A Question of Command: Counterinsurgency from the Civil War to Iraq, Mark Moyar, Donald Kagan (Foreword), Frederick Kagan (Foreword),Yale University Press, 368 pages, October 2009, maps, photographs,appendix, notes, bibliography, index, $30.00.
"According to the prevailing view of counterinsurgency, the key to defeating insurgents is selecting methods that will win the people’s hearts and minds. The hearts-and-minds theory permeates not only most counterinsurgency books of the twenty-first century but the U.S. Army/Marine Corps Counterinsurgency Field Manual, the U.S. military’s foremost text on counterinsurgency. Mark Moyar assails this conventional wisdom, asserting that the key to counterinsurgency is selecting commanders who have superior leadership abilities. Whereas the hearts-and-minds school recommends allocating much labor and treasure to economic, social, and political reforms, Moyar advocates concentrating resources on security, civil administration, and leadership development."
"Moyar presents a wide-ranging history of counterinsurgency, from the Civil War and Reconstruction to Afghanistan and Iraq, that draws on the historical record and interviews with hundreds of counterinsurgency veterans, including top leaders in today’s armed forces. Through a series of case studies, Moyar identifies the ten critical attributes of counterinsurgency leadership and reveals why these attributes have been much more prevalent in some organizations than others. He explains how the U.S. military and America’s allies in Afghanistan and Iraq should revamp their personnel systems in order to elevate more individuals with those attributes."

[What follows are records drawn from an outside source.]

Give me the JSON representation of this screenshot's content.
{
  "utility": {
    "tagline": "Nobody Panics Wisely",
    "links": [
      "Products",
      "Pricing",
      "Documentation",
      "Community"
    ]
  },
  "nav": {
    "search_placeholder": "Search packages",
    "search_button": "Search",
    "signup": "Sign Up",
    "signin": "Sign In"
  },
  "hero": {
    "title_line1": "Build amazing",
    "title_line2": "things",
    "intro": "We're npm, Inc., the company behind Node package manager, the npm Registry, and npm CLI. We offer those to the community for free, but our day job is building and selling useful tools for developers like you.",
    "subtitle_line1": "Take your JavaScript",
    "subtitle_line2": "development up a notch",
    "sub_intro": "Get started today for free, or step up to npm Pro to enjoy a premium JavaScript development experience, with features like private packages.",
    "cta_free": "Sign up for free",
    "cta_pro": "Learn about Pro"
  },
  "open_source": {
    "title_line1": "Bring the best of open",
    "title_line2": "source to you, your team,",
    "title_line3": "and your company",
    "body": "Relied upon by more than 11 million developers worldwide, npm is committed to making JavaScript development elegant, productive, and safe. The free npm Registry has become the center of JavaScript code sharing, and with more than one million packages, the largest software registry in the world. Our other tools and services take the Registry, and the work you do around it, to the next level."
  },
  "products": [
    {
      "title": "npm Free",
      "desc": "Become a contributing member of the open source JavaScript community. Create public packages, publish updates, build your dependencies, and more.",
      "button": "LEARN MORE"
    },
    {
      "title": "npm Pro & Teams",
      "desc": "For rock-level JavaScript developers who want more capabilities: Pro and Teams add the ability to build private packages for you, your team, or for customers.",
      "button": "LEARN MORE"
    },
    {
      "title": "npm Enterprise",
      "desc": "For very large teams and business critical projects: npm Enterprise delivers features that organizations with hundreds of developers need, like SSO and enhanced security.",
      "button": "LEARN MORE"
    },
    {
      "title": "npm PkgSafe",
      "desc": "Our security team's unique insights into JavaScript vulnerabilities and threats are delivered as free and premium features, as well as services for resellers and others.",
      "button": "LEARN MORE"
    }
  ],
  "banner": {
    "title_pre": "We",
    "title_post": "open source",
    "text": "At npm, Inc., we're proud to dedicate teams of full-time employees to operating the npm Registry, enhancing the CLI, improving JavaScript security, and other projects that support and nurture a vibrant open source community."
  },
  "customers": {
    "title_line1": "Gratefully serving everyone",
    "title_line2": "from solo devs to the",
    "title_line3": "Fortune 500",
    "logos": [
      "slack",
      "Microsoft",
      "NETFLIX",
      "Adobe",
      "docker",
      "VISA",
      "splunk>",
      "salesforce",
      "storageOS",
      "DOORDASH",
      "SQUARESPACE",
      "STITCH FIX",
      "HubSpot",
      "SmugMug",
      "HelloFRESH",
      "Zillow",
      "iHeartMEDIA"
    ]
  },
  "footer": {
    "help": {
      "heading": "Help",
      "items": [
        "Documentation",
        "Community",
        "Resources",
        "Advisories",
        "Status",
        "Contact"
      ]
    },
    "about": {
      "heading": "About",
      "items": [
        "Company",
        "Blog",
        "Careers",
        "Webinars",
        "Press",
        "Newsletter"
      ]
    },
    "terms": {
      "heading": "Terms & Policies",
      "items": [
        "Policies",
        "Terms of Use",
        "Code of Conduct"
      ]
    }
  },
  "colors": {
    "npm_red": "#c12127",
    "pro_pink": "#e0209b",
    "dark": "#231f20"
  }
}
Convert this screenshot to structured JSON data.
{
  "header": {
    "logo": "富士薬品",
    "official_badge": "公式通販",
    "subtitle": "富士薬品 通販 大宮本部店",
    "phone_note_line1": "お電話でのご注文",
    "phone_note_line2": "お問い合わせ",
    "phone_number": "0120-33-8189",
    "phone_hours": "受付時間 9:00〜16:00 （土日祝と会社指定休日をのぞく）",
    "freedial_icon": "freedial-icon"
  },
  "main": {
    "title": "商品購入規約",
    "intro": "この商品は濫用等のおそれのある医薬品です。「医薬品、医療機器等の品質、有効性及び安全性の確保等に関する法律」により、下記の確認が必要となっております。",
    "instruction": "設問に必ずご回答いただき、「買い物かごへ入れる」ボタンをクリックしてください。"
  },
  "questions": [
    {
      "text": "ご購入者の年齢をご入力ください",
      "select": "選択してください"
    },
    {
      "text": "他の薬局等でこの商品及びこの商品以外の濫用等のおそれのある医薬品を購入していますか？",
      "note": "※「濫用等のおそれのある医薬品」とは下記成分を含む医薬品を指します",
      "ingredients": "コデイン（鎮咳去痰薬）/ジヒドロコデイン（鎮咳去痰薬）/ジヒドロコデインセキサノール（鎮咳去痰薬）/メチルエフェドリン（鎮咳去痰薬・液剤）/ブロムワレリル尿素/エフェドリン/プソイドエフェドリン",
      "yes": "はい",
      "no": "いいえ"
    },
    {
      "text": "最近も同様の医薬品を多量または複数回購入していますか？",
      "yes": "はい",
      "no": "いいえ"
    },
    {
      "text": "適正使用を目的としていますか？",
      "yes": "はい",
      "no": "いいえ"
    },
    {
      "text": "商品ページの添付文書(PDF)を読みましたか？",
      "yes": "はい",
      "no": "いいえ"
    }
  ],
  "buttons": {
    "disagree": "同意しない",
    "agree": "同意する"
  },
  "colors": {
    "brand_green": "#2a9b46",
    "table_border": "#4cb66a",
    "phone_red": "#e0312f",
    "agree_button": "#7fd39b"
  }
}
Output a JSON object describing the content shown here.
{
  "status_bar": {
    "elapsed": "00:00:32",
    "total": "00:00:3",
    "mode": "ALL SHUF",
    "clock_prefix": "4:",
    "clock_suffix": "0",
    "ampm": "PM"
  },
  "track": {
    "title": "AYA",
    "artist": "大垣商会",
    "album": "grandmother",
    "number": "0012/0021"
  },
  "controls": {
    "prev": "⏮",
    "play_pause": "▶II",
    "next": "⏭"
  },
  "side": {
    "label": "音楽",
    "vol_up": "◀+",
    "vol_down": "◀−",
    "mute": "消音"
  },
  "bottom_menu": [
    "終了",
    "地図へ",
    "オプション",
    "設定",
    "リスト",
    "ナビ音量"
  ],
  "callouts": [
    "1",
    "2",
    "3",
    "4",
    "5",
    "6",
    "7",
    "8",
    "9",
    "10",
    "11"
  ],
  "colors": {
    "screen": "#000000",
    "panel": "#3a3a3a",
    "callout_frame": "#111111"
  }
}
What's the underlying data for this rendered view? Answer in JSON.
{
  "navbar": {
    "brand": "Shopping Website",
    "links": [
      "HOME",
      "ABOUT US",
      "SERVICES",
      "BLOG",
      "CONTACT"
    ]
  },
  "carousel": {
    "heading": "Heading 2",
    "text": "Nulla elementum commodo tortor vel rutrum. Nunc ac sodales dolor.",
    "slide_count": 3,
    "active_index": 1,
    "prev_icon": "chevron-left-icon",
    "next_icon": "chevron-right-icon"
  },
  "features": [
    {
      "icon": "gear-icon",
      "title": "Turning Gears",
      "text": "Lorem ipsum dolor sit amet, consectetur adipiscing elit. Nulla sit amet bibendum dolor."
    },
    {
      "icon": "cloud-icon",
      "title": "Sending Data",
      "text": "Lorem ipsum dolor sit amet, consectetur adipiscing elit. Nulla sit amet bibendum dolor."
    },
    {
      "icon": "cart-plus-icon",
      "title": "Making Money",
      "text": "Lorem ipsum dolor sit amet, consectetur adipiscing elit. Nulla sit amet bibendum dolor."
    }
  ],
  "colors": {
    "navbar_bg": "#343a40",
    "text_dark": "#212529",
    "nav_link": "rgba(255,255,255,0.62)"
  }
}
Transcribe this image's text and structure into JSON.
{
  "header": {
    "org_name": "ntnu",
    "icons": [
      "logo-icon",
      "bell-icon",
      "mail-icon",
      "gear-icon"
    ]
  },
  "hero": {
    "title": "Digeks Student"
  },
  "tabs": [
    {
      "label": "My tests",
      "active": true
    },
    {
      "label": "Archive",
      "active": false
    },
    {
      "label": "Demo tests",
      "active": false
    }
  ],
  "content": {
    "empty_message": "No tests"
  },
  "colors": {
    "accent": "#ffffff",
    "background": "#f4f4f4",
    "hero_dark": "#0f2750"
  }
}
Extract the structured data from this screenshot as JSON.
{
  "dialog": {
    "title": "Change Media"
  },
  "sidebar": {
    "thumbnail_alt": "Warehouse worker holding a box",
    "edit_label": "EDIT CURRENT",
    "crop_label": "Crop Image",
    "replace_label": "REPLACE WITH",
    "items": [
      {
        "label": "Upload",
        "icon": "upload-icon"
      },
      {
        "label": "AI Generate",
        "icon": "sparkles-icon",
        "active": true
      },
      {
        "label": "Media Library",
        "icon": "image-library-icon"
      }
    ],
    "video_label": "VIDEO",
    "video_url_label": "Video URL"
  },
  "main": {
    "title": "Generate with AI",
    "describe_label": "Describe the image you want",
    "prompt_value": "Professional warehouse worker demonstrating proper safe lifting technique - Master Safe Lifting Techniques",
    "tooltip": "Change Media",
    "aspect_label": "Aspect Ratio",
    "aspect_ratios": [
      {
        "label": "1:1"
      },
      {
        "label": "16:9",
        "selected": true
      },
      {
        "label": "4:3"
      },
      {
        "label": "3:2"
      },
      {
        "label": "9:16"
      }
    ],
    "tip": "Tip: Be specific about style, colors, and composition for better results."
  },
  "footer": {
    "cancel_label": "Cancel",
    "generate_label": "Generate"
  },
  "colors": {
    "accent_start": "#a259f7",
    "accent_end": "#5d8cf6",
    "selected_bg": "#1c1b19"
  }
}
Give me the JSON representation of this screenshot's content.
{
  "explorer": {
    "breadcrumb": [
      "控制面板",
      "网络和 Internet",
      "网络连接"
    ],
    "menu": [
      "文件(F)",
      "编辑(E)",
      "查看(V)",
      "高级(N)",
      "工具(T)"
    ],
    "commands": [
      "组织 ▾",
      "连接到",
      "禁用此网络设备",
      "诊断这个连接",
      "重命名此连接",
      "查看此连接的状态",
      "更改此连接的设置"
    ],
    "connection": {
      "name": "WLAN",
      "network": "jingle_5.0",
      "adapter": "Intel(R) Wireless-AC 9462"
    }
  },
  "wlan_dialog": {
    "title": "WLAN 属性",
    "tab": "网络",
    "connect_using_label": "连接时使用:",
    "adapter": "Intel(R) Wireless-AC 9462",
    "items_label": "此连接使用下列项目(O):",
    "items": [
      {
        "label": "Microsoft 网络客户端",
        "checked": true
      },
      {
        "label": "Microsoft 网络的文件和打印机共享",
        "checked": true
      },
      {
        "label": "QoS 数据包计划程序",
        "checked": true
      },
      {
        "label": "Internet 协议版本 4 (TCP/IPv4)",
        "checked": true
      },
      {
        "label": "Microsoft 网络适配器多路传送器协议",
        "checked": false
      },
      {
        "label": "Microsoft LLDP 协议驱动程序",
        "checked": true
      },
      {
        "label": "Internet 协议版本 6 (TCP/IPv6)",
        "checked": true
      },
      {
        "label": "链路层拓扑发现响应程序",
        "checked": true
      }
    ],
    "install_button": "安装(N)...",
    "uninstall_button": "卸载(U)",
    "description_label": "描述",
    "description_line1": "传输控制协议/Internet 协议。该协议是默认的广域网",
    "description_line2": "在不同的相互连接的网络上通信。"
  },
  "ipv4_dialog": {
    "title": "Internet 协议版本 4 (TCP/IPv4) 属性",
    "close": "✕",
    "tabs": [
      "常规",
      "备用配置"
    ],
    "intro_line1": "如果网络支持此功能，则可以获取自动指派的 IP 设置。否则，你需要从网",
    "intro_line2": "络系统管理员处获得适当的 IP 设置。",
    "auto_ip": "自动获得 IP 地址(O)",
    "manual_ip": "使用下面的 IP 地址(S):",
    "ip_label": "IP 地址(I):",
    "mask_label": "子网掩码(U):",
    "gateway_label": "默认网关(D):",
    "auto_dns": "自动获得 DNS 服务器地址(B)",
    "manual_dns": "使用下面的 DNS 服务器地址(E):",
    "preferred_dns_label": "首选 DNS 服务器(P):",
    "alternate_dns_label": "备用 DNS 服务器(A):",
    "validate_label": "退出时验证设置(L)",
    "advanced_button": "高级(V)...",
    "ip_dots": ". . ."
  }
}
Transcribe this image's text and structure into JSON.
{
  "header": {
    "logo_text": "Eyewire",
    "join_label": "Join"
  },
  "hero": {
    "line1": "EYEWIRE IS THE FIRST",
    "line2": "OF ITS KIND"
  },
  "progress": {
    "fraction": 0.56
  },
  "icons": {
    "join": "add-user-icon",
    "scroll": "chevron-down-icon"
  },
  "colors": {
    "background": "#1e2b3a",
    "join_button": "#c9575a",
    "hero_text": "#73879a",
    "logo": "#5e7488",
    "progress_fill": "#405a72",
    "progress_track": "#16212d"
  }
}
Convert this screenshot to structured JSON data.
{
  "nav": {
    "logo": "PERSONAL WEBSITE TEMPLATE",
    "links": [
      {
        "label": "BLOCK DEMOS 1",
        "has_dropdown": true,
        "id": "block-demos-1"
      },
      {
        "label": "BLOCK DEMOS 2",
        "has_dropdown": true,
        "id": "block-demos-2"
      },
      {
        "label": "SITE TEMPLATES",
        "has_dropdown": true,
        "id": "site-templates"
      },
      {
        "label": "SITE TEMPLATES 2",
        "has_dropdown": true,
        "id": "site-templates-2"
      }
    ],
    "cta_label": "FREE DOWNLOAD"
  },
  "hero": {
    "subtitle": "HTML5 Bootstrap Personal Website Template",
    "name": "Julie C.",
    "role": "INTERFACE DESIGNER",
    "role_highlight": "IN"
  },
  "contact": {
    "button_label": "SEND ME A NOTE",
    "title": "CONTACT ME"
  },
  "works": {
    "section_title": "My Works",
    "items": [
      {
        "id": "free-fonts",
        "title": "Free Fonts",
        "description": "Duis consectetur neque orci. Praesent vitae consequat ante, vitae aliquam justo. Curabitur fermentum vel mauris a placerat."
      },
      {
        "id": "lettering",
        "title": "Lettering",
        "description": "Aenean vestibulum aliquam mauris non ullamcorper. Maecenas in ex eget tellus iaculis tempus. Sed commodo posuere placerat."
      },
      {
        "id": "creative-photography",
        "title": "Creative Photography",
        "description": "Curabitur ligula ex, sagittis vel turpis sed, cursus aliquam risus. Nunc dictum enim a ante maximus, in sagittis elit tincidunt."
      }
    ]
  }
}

"A Question of Command will reshape the study and practice of counterinsurgency warfare. With counterinsurgency now one of the most pressing issues facing the United States, this book is a must-read for policymakers, military officers, and citizens." [Text Source: Jacket Flaps]
CWL: There are two chapters, The Civil War and Reconstruction, with immediate interest. Forty-five pages on focusing on Missouri, Arkansas during the war and Missouri, Texas and Arkansas during Reconstruction. The author details the strategy and tactics of Brigadier Genral Robert F. Catterson, a very aggessive and successful counterinsurgency commander in Arkansas who led the state militia units that destroyed the Ku Klux Klan by 1868.